The dissenting justices, led by Justice Barbara Madsen, said they were concerned that Stevens had not completed his legal obligations -- he must continue to register as a sex offender until 2024 at least; that he had not provided a current mental health evaluation; and that the Arizona bar had rejected his application, a factor that Washington should respect, they said.
"The fact that Stevens must register as a sex offender until he is eligible to petition for remission is particularly concerning, especially because one of this court's key responsibilities is to guard the public and its confidence in the judicial system," Madsen wrote.
That said, she suggested her analysis might be different once Stevens submitted a current evaluation and was no longer required to register as a sex offender. Under Utah law, sex offenders can petition to have their registration requirements canceled after 10 years.
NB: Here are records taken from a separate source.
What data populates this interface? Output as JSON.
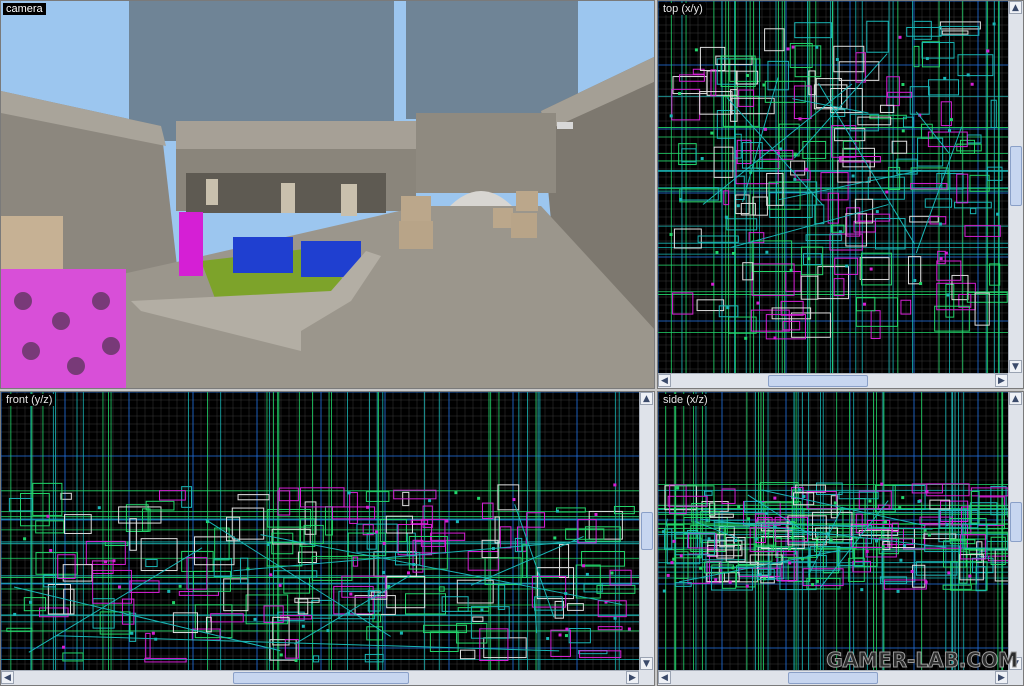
{
  "viewports": {
    "camera": {
      "label": "camera"
    },
    "top": {
      "label": "top (x/y)"
    },
    "front": {
      "label": "front (y/z)"
    },
    "side": {
      "label": "side (x/z)"
    }
  },
  "scrollbars": {
    "left_arrow": "◀",
    "right_arrow": "▶",
    "up_arrow": "▲",
    "down_arrow": "▼",
    "thumb_grip": "≡"
  },
  "watermark": {
    "text": "GAMER-LAB.COM"
  },
  "colors": {
    "grid_major": "#1e6fe0",
    "grid_minor": "#3a3a3a",
    "brush_teal": "#19b6b6",
    "brush_green": "#22d66a",
    "brush_magenta": "#d51fd5",
    "brush_white": "#e0e0e0",
    "sky": "#9cc6ef",
    "stone": "#8f8a80"
  }
}
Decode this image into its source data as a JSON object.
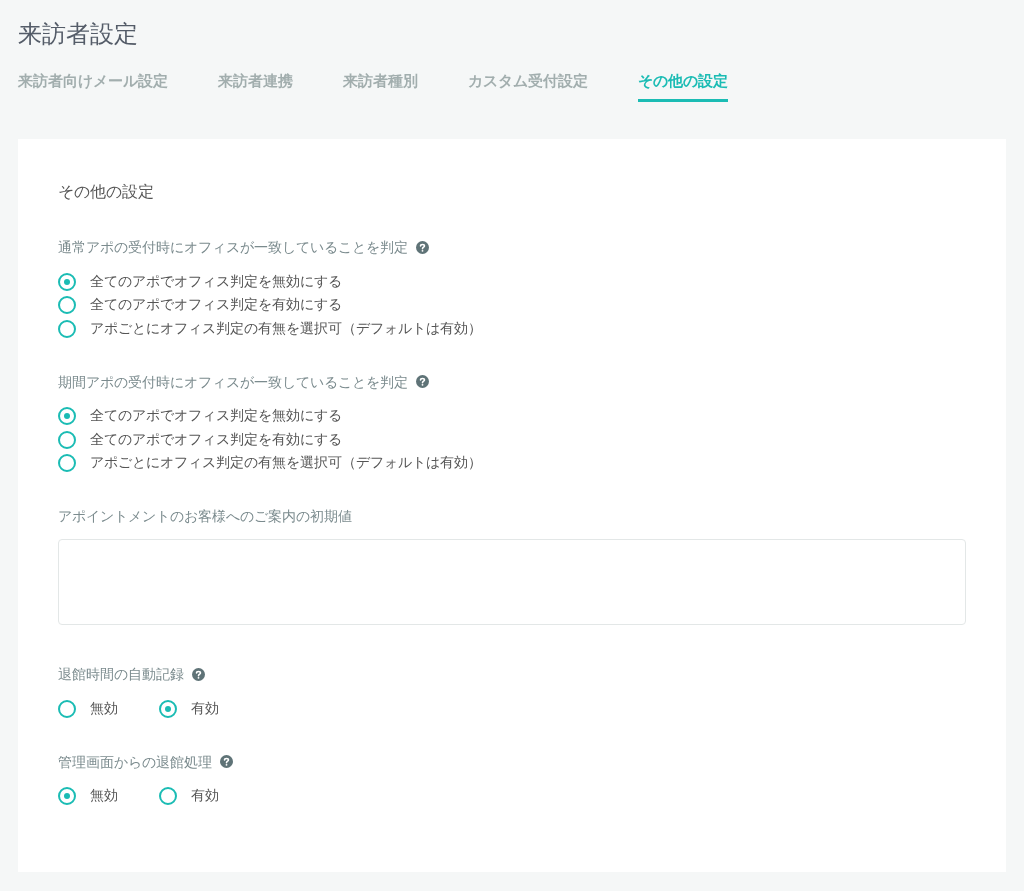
{
  "page_title": "来訪者設定",
  "tabs": [
    {
      "label": "来訪者向けメール設定",
      "selected": false
    },
    {
      "label": "来訪者連携",
      "selected": false
    },
    {
      "label": "来訪者種別",
      "selected": false
    },
    {
      "label": "カスタム受付設定",
      "selected": false
    },
    {
      "label": "その他の設定",
      "selected": true
    }
  ],
  "card": {
    "heading": "その他の設定",
    "sections": [
      {
        "kind": "radio_vertical",
        "label": "通常アポの受付時にオフィスが一致していることを判定",
        "help": true,
        "options": [
          {
            "label": "全てのアポでオフィス判定を無効にする",
            "selected": true
          },
          {
            "label": "全てのアポでオフィス判定を有効にする",
            "selected": false
          },
          {
            "label": "アポごとにオフィス判定の有無を選択可（デフォルトは有効）",
            "selected": false
          }
        ]
      },
      {
        "kind": "radio_vertical",
        "label": "期間アポの受付時にオフィスが一致していることを判定",
        "help": true,
        "options": [
          {
            "label": "全てのアポでオフィス判定を無効にする",
            "selected": true
          },
          {
            "label": "全てのアポでオフィス判定を有効にする",
            "selected": false
          },
          {
            "label": "アポごとにオフィス判定の有無を選択可（デフォルトは有効）",
            "selected": false
          }
        ]
      },
      {
        "kind": "textarea",
        "label": "アポイントメントのお客様へのご案内の初期値",
        "help": false
      },
      {
        "kind": "radio_inline",
        "label": "退館時間の自動記録",
        "help": true,
        "options": [
          {
            "label": "無効",
            "selected": false
          },
          {
            "label": "有効",
            "selected": true
          }
        ]
      },
      {
        "kind": "radio_inline",
        "label": "管理画面からの退館処理",
        "help": true,
        "options": [
          {
            "label": "無効",
            "selected": true
          },
          {
            "label": "有効",
            "selected": false
          }
        ]
      }
    ]
  }
}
Stevens applied to become a lawyer in Washington in 2019, after Arizona rejected his application. A Washington State Bar Association committee reviewed his petition and rejected it 6-5. He appealed to the Supreme Court.
In a phone interview Thursday night, he said he cried when he read the decision.
"I've been trying to get admitted to the practice of law for longer than I attended law school," he said.
Stevens said he is now working for the multinational conglomerate Honeywell, where he works on subcontracting for government projects. His plans to move to Washington state have been disrupted because he and his wife have split up, he said.
As for legal work, he noted that he could stay in Phoenix and represent tribes as an attorney on gaming and water rights issues, because he wouldn't need to be a member of the Arizona bar to do so. Or he could move to Washington state anyway, since his brother recently moved to Portland, Oregon.
"I have a lot of options," Stevens said. "The decision was extremely compassionately written, and it affords a lot of people opportunities that just weren't available to them. Even if I don't pursue the practice of law, I'm satisfied this court found merit in my case. More so than any other state, Washington has established parameters on what it takes to be admitted to the practice of law when you have a checkered background."
The Washington Supreme Court has previously allowed people convicted of crimes to become lawyers. In 2014, the court ruled that Shon Hopwood, a convicted bank robber who became a "jailhouse lawyer" could take the state bar exam. Hopwood passed, was admitted to the bar and now teaches at Georgetown University Law Center and has been admitted to the U.S. Supreme Court bar.
He also represented Tarra Simmons, who successfully petitioned the court to take the bar despite convictions for assault and drug and theft charges. In 2020, she became the first formerly incarcerated person elected to the Washington state Legislature, and she now works with the National Justice Impact Bar Association, which helps people with criminal backgrounds become lawyers.
Simmons said Thursday the organization is aware of about 100 attorneys around the country who have been admitted to practice law despite past convictions -- but no others who have ongoing legal obligations such as probation or sex offender registration. She was thrilled for Stevens, but to the extent that criminal history has long been used as a proxy for race, the ruling is about more that just his admission to the bar, she said.
"This is about furthering justice and advancing policies against systemic racism," Simmons said.